In the lead-up to the November 2020 presidential election, voters not only expressed their legitimate preference for one candidate or another, but 90 percent on both sides believed that the prospect of victory for the opposing candidate was a cause for grave concern regarding the country’s direction, and that such a victory would inflict lasting harm on the US.
This level of distrust invariably means that the winning candidate fails to receive even the benefit of the doubt, let alone genuine support, from those who did not vote for him. Considering that 46.9 percent of US voters, more than 74 million people, did not vote for Biden, mobilizing the entire country, or at least a critical mass of its citizens, behind his administration’s domestic and international agendas becomes a mammoth task. This divide is highlighted by the public response to attempts to contain and eradicate the coronavirus disease (COVID-19) virus, which is divided on whether to follow science, along the same lines as their voting preference.
America’s divisions as expressed in surveys reflect diametrically opposed core views, and this partisanship not only affects the ability of an administration to govern at home but also its ability to conduct foreign policy from a position of strength. Increasingly, debates have degenerated into personal attacks and character assassinations that question opponents’ morality and sincerity. In a society with one of the best education systems in the world, where scientific and critical thinking is sanctified, polls show that a worrying number of Americans hold doubts as to whether scientists make decisions solely based on facts.
So we shouldn’t be that surprised that instead of fact-based and constructive debate, we are witnessing disputes based on preconceived ideas, prejudices and biases along the lines that enabled populists in the Trump mold to reach positions of power and influence, and poison the public discourse countrywide, employing the extra, deadly venom that we saw in Washington on Jan. 6.
The heart-rending testimonies of those police officers who prevented the Capitol from being overrun should be flashing out warning signs stretching “from sea to shining sea,” from the shores of the Atlantic to the Pacific coast, alerting all to the fragility of American society, and its urgent need to embark on rebuilding and renewal.
- Yossi Mekelberg is professor of international relations and an associate fellow of the MENA Program at Chatham House.
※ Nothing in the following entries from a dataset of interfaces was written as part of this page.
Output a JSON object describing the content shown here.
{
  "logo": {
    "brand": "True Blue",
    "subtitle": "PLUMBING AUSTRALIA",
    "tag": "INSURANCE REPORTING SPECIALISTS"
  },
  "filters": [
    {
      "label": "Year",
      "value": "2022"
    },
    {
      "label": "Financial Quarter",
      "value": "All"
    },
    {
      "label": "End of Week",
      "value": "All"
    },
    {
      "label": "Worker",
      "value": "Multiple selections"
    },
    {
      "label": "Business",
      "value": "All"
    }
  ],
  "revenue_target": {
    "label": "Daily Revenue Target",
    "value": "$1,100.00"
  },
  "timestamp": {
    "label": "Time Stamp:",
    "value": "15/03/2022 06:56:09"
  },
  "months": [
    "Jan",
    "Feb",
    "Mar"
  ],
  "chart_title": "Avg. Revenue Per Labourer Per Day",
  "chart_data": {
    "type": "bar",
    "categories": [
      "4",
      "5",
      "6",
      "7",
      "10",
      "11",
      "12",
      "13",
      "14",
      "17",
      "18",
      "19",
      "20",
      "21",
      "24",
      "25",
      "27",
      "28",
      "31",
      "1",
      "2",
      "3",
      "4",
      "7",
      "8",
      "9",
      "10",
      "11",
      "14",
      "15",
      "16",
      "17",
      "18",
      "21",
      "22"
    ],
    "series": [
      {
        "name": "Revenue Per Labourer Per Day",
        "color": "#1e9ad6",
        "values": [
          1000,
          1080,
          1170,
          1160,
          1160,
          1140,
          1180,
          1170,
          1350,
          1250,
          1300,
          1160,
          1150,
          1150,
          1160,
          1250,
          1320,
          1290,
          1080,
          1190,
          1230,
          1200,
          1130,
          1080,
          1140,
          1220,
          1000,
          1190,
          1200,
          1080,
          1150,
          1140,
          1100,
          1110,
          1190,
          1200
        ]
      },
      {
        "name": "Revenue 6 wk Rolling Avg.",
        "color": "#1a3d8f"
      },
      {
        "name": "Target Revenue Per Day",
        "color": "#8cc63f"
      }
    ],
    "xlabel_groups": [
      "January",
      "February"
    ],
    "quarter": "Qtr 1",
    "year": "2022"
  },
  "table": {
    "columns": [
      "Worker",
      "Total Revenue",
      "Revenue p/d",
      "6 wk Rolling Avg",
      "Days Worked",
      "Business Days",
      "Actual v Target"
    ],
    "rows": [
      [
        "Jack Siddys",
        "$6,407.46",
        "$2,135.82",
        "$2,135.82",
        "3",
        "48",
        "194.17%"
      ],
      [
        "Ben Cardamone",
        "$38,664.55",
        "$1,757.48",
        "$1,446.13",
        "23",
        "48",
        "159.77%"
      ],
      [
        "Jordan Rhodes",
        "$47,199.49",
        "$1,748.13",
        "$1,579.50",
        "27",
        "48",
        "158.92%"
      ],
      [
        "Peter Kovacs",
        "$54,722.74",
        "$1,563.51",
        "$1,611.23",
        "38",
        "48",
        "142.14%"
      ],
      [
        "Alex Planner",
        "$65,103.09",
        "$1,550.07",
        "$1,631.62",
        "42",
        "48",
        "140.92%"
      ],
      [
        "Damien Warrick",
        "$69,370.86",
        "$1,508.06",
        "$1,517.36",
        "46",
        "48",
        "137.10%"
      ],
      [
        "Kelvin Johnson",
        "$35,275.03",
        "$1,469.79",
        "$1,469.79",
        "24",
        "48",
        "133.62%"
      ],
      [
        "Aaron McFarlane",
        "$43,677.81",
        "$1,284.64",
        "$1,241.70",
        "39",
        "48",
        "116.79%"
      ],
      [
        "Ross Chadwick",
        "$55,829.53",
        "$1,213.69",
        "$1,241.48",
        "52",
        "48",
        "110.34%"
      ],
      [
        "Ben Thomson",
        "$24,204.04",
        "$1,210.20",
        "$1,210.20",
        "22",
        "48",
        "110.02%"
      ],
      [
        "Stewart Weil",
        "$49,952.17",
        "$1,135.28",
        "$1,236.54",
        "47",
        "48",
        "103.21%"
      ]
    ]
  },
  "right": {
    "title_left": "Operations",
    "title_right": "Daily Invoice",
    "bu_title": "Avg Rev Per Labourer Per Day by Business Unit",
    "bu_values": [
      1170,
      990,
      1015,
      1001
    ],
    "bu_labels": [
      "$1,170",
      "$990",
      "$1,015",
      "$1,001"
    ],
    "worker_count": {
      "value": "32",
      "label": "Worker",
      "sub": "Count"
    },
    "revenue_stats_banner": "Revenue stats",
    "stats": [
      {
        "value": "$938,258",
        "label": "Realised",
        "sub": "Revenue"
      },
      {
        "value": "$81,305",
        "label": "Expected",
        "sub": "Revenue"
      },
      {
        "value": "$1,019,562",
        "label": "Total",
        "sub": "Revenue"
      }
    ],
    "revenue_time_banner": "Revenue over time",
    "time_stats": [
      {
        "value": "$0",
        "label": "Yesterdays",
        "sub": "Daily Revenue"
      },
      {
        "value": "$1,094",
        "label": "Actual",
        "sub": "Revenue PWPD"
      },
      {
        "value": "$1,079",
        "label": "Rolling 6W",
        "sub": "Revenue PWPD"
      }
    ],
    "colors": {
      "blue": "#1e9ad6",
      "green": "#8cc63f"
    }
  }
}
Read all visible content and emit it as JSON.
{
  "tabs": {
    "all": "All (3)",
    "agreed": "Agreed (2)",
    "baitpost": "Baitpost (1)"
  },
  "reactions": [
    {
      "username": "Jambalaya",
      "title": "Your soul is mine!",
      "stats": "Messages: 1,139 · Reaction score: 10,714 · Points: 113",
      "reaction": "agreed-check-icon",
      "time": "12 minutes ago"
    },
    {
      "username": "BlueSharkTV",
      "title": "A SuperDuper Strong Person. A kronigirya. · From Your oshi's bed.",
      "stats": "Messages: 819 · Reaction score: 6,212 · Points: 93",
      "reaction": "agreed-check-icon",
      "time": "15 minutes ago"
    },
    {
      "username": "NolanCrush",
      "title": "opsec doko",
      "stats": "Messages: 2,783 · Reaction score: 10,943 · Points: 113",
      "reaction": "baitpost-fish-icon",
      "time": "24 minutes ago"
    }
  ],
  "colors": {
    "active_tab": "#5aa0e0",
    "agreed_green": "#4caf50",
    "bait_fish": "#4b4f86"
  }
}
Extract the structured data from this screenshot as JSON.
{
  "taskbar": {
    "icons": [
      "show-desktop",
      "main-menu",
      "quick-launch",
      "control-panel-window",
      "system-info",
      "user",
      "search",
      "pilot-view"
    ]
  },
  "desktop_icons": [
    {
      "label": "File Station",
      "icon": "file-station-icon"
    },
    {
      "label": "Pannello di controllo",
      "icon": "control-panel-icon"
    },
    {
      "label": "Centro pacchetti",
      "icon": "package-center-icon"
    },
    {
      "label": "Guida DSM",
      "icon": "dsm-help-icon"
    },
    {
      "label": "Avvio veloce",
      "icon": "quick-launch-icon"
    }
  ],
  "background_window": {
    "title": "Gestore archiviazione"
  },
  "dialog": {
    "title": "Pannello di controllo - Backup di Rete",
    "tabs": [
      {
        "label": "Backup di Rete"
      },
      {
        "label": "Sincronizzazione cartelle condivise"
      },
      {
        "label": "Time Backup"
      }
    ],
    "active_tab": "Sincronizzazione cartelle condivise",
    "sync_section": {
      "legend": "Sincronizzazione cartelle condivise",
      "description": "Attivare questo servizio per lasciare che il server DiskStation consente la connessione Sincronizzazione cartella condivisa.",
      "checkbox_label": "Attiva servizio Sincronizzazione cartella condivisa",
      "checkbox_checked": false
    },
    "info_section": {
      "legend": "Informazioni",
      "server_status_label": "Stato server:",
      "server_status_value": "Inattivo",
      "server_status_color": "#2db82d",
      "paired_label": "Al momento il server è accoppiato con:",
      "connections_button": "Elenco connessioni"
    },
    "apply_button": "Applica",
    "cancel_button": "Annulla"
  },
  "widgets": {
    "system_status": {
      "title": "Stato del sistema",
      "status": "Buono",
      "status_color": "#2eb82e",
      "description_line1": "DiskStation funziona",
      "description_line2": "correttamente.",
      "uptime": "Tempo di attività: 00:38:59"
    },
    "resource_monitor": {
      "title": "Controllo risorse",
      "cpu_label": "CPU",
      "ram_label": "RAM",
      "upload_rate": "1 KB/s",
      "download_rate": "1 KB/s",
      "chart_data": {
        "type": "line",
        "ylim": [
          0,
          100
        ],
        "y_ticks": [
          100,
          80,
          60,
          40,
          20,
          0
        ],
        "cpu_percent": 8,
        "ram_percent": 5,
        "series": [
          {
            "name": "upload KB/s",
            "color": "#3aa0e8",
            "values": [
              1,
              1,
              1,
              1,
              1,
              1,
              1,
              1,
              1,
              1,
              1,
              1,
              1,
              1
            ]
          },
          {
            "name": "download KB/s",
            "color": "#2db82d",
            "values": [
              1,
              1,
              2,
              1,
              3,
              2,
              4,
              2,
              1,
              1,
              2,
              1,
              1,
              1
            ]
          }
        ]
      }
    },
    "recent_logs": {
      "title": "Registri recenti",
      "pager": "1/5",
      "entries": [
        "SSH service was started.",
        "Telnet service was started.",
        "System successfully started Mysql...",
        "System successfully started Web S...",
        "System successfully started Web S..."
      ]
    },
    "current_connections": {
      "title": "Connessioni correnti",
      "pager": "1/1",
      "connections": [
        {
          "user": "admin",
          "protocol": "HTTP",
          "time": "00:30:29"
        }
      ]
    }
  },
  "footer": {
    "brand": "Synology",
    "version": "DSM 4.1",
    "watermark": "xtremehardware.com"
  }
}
He is a regular contributor to the international written and electronic media. Twitter: @YMekelberg